THE BOSTON HERALD
January 29, 1958
To the Editor of the Herald:
Mr R. C. Codman, who wrote that he “is actively associated” with the Commonwealth of Mass. aerial spraying programme for alleged mosquito control, also says that the state tests have proved that the mixture used fuel oil with DDT last summer over Plymouth and Barnstable Counties was entirely harmless.
These testers must have used black glasses, and the trout that did not feel the poison were super-fish.
Dr Robert Cushman Murphy, distinguished scientist, observed after New York State sprayed Long Island in the same way, that no fish in still waters survived. All bees in a large section of the state were killed. Indeed, evidence of the havoc wrought by the spraying of DDT is succumbing so rapidly that Mr Codman’s placid assurances become absurd.
...The mosquito control plane flew over our small town last summer. Since we live close to the marshes, we were treated with several lethal doses of poison as the pilot criss crossed our place. And we consider this spraying of active poison over private lands to be a serious aerial intrusion.
The “harmless” shower hath killed seven of our lovely songbirds outright. We picked up three dead bodies the next morning right by the door. They were birds that had lived close to us, trusted us, and built their nests in our trees year after year. The next day three were scattered around the bird bath. (I had emptied it and scrubbed it after the spraying but YOU CAN NEVER KILL DDT). On the following day one robin dropped suddenly from a branch in our woods. We were too heartsick to hunt for other corpses. All of these birds died horribly, and in the same way. Their bills were gaping open, and their splayed claws were drawn up to their breast in agony.
...Mr Codman also says that between DDT and mosquitoes, he prefers DDT. We had no choice; we have had both. All summer long, every time we went into the garden, we were attacked by the most voracious mosquitoes that had ever appeared there. But the grasshoppers, visiting bees and other harmless insects, were all gone.
The remedy of this situation is not to double the strength of the spray and come again. It is to STOP THE SPRAYING OF POISONS FROM THE AIR everywhere until all the evidence, biological and scientific, immediate and long term, of the effects upon wildlife and human beings are known.
All spraying where it is not needed or wanted is inhuman, undemocratic and probably unconstitutional. For those of us who stand helpless on the tortured earth, it is intolerable.
OLGA OWENS HUCKINS
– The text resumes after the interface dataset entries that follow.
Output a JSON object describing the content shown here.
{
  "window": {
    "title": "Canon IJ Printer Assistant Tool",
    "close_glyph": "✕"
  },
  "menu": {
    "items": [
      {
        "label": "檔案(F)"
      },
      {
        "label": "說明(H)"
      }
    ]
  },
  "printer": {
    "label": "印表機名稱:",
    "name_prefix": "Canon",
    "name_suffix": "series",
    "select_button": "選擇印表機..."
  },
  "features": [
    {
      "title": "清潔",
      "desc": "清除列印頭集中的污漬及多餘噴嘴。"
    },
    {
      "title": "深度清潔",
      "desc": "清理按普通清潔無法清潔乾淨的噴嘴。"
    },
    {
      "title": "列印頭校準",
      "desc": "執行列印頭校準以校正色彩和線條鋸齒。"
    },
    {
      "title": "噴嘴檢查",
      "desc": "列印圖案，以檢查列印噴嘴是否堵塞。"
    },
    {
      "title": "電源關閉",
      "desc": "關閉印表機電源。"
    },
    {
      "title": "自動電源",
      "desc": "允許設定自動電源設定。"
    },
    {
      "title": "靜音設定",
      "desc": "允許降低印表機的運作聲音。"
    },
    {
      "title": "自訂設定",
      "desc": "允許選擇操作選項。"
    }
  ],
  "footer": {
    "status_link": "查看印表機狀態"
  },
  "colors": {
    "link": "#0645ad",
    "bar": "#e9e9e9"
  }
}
Olga Huckins and her husband Stuart maintained a bird sanctuary on their small farm in Duxbury, Massachusetts. In the summer of 1957, their ponds were devastated by the aerial spraying of DDT, known as ‘the insect bomb’ and sprayed as part of a US government programme to control mosquitoes.
The following year Huckins wrote a passionate letter to The Boston Herald, critiquing those defending the use of DDT and describing, in unfaltering detail, the grim death of her songbirds. She then sent the letter on to her friend Rachel Carson, to try and elicit her support. Huckins’s letter helped to change history. It convinced Carson to turn her literary energies to exposing DDT and to alerting the public about the dangers of chemical spraying.
The results of Carson’s labour, the hugely influential Silent Spring (1962), which led to nationwide ban on DDT, opens with a fable about a happy town in the heart of America, a checkerboard of prosperous farms, one day blighted – the fields withered, the birds gone – the very story of Huckins’s sanctuary.